The LWF Blog
Fire Engineering Design and Risk Assessment – Firefighting & The Fire Service – Part 18December 13, 2018 12:16 pm
In LWF’s Fire Engineering blog series for Architects and others involved in building design, we have been looking at firefighting. In part 17, we began to look at how firefighting is undertaken by the Fire Service and their objectives and modes of operation when arriving at a fire. In part 19, tactical firefighting is discussed.
While the general objectives of tactical firefighting were given in the last blog, there are various methods used by firefighters to achieve their objectives. These include:
Obtaining water supplies
Searching in smoke
Protecting the search team or teams
Maintaining a line of retreat
Protecting the route
Establishing defensive bridgeheads
Determining which firefighting medium to use
Advancing hose lines
Turning over/cutting back
Firefighting’s modes – defensive and offensive – refer to the aim of the firefighters upon assessing the fire. If the fire can be extinguished and the building (or indeed its occupants if these have not been able to evacuate) can be saved the mode is offensive. If the fire is too well established and the building and contents are lost, the mode of operation will be defensive, in order to stop it spreading further and to subdue the fire as much as possible.
In offensive mode, jets and monitors should never be positioned so they are directing the water jet through doors and windows or roofs from outside the building. Where offensive mode firefighting is possible, it should always be the case that jets are positioned so that the fire is contained, and this means working from the inside towards the outside of the building to contain the fire.
Upon arrival at the fire, the officer in charge will assess whether the current attendance will be sufficient to put out the fire. If not, while further resources are travelling to the scene, the officer will prioritise the positioning of the stopping jets and place them on any breaches in structure providing separation between the fire and the interior of the building.

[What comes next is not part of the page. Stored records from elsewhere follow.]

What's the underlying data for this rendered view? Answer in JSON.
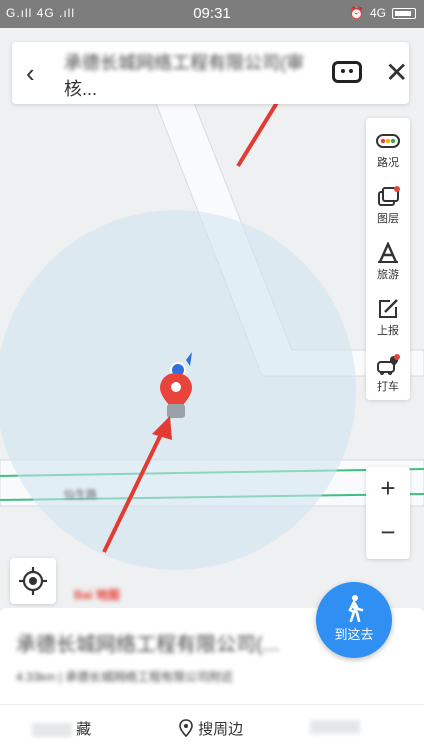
{
  "status_bar": {
    "left": "G.ıll 4G .ıll",
    "time": "09:31",
    "right": "4G"
  },
  "search": {
    "query_line1": "承德长城网络工程有限公司(审",
    "query_line2": "核..."
  },
  "side_panel": {
    "items": [
      {
        "label": "路况"
      },
      {
        "label": "图层"
      },
      {
        "label": "旅游"
      },
      {
        "label": "上报"
      },
      {
        "label": "打车"
      }
    ]
  },
  "map": {
    "road_label": "仙生路",
    "logo_text": "Bai 地图"
  },
  "sheet": {
    "title": "承德长城网络工程有限公司(...",
    "subtitle": "4.33km | 承德长城网络工程有限公司附近",
    "action_save": "藏",
    "action_nearby": "搜周边"
  },
  "go_button": {
    "label": "到这去"
  },
  "colors": {
    "accent": "#2f8ff2",
    "pin": "#e8443b",
    "arrow": "#e23b33",
    "route_line": "#40c080"
  }
}
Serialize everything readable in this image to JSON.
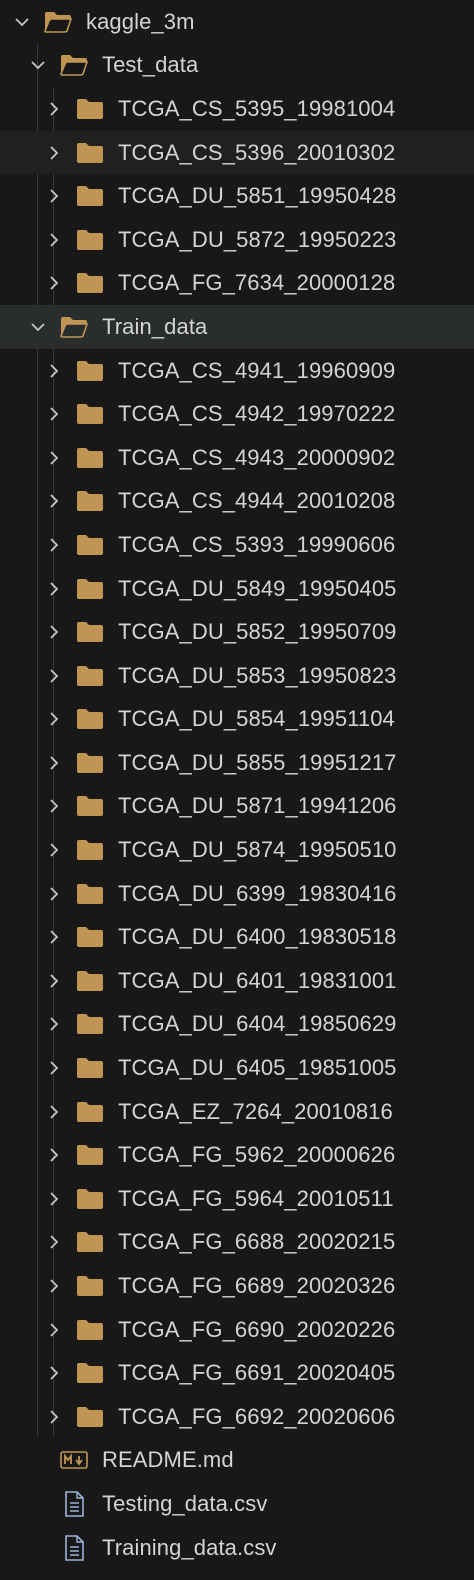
{
  "root": {
    "label": "kaggle_3m",
    "expanded": true,
    "icon": "folder-open-icon"
  },
  "test_folder": {
    "label": "Test_data",
    "expanded": true,
    "icon": "folder-open-icon",
    "items": [
      "TCGA_CS_5395_19981004",
      "TCGA_CS_5396_20010302",
      "TCGA_DU_5851_19950428",
      "TCGA_DU_5872_19950223",
      "TCGA_FG_7634_20000128"
    ]
  },
  "train_folder": {
    "label": "Train_data",
    "expanded": true,
    "icon": "folder-open-icon",
    "items": [
      "TCGA_CS_4941_19960909",
      "TCGA_CS_4942_19970222",
      "TCGA_CS_4943_20000902",
      "TCGA_CS_4944_20010208",
      "TCGA_CS_5393_19990606",
      "TCGA_DU_5849_19950405",
      "TCGA_DU_5852_19950709",
      "TCGA_DU_5853_19950823",
      "TCGA_DU_5854_19951104",
      "TCGA_DU_5855_19951217",
      "TCGA_DU_5871_19941206",
      "TCGA_DU_5874_19950510",
      "TCGA_DU_6399_19830416",
      "TCGA_DU_6400_19830518",
      "TCGA_DU_6401_19831001",
      "TCGA_DU_6404_19850629",
      "TCGA_DU_6405_19851005",
      "TCGA_EZ_7264_20010816",
      "TCGA_FG_5962_20000626",
      "TCGA_FG_5964_20010511",
      "TCGA_FG_6688_20020215",
      "TCGA_FG_6689_20020326",
      "TCGA_FG_6690_20020226",
      "TCGA_FG_6691_20020405",
      "TCGA_FG_6692_20020606"
    ]
  },
  "files": [
    {
      "label": "README.md",
      "icon": "markdown-icon"
    },
    {
      "label": "Testing_data.csv",
      "icon": "file-lines-icon"
    },
    {
      "label": "Training_data.csv",
      "icon": "file-lines-icon"
    }
  ],
  "colors": {
    "background": "#181818",
    "folder": "#c09553",
    "text": "#d4d4d4",
    "chevron": "#c5c5c5",
    "selection": "#2a2d2e",
    "hover": "#202020"
  }
}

Smoke, heat and flames may pass through penetrations in walls, doorways, ceiling voids, ducts, shafts and roof voids and so jets will be concentrated in those areas.
Where possible, if part of a floor is on fire or where there is a choice of routes to the fire, the rule is to keep the largest area of the building which is not on fire to the rear of the firefighters, so they are able to set up and retreat safely.
In part 19 of this series, LWF will continue to look at firefighting methods undertaken by the Fire Service. In the meantime, if you have any questions about this blog, or wish to discuss your own project with one of our fire engineers, please contact us.
Lawrence Webster Forrest has been working with their clients for over 25 years to produce innovative and exciting building projects. If you would like further information on how LWF and fire strategies could assist you, please contact Peter Gyere on 020 8668 8663.
While care has been taken to ensure that information contained in LWF’s publications is true and correct at the time of publication, changes in circumstances after the time of publication may impact on the accuracy of this information.